Although anti-immigrant campaign platforms might help win a primary in a state like Arizona, supporters of harsh immigrant enforcement measures must still address the resulting economic fall out. Last week, the Arizona Governor’s Task Force on Tourism and Economic Vitality hired HMA Public Relations, a Phoenix-based marketing communications and public relations firm, to the tune of $100,000 to “develop a series of needs and goals for Arizona tourism in light of the controversy created by SB 1070”—and, boy, do they have their work cut out for them. Similarly, cities like Fremont, Nebraska—where an anti-immigrant ordinance passed in June—are also being forced to run damage control. Fremont’s City Council is currently considering a property tax increase proposal to help shoulder the projected legal fees resulting from the city’s restrictive immigration ordinance.
Perhaps HMA’s first order of business should be spinning a recent State Department report to the U.N.’s Human Rights Council which lists the federal government’ssuccessful legal challenge to Arizona’s enforcement law as an effort to protect human rights. (Attempting to violate human rights, generally speaking, is probably not good for tourism.) Or maybe the firm should have a serious sit down with Arizona Governor, Jan Brewer, who referred to the majority of undocumented immigrants as “drug mules” in an interview a few months back—rhetoric which doesn’t exactly scream “welcome to my state” either.
Even though a federal district judge enjoined the most controversial parts of SB 1070, Arizona’s reputation as an anti-immigrant state lingers as Arizona politicians continue to bash immigrants for political gain.

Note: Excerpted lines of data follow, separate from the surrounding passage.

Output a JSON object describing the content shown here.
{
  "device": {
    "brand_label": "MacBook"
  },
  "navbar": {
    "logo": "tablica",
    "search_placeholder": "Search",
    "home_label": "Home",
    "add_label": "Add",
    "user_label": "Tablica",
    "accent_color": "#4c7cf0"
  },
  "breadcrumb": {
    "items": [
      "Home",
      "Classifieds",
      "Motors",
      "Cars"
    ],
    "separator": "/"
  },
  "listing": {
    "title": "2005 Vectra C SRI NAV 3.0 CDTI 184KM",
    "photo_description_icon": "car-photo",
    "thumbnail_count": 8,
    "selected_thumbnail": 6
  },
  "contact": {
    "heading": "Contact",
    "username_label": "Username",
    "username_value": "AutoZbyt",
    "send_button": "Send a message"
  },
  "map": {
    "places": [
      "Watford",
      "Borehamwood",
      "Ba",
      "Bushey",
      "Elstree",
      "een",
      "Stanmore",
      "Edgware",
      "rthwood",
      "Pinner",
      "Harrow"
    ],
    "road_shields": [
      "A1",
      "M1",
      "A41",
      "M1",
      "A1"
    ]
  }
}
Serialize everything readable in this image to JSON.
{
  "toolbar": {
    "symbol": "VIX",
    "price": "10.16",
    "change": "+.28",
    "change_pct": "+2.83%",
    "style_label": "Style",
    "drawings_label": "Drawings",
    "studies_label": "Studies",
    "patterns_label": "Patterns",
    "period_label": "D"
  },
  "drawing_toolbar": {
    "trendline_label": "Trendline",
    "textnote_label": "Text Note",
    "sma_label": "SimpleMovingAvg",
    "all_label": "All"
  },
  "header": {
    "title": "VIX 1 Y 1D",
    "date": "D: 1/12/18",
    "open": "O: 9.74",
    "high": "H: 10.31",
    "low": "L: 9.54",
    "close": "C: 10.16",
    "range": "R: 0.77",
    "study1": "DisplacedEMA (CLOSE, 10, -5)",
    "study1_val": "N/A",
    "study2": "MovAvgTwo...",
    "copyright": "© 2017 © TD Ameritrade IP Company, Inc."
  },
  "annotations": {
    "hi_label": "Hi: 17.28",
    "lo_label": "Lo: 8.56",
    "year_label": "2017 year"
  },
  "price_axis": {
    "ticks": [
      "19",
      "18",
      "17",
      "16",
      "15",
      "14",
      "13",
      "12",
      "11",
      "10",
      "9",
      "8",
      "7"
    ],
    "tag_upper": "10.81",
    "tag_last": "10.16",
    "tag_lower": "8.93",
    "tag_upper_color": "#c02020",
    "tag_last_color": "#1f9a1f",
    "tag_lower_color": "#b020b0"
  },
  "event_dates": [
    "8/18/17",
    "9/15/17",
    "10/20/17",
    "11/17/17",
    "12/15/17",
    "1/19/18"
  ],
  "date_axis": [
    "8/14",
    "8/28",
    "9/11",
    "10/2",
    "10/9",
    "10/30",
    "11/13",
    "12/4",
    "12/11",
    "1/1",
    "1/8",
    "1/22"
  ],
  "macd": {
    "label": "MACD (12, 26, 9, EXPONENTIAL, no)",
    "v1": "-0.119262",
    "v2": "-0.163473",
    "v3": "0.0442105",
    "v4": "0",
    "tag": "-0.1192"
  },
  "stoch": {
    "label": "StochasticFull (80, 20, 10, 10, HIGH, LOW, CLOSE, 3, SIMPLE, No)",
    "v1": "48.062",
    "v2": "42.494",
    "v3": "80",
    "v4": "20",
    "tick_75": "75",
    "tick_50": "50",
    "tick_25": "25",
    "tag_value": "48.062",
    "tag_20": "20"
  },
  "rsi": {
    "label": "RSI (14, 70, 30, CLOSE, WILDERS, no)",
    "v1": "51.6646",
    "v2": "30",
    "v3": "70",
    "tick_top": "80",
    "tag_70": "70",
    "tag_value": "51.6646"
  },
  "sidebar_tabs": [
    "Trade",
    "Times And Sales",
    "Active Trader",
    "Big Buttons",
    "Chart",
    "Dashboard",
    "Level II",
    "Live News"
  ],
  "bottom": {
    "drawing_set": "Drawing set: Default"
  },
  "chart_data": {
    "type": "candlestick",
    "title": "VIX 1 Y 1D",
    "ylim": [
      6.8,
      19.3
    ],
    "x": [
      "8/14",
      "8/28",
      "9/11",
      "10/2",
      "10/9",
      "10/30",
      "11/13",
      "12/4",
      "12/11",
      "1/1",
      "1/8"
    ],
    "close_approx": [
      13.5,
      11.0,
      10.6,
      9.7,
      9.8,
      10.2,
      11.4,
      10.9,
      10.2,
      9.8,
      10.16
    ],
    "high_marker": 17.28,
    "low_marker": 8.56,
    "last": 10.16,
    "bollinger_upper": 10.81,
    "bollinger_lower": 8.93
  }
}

With a growing list of economic boycotts, adeclining housing market and a budget deficit of roughly $4.5 million, Arizona will continue to face the fiscal consequences of its “get tough on immigration” rhetoric. And that’s not even considering the estimated cost of implementing the law or thelegal fees resulting from lawsuits, which could reach into the hundreds of millions of dollars. Sadly, Arizona’s not the only state running damage control on anti-immigrant measures.
The city of Fremont, Nebraska, recently sent a proposal for a property tax hike (an additional 18% for resident property owners) to the City Council in anticipation of defending the city’s immigration enforcement ordinance—an ordinance that will require businesses to verify employees’ immigration status and renters to apply for an occupancy license. City officials estimate the annual cost of defending the ordinance to be about $750,000. Similarly, Farmers Branch, Texas and Hazleton, Pennsylvaniaare facing costly litigation to defend their immigration laws, both in the millions of dollars.
Currently, 22 other states are considering enforcement measures similar to Arizona’s and many will, in all likelihood, face similar legal challenges and incur mounting legal fees. As politicians continue to take a “get tough on immigration” stance in the run up to midterm elections, voters may decide that their pocketbooks trump their politics when it comes to immigration.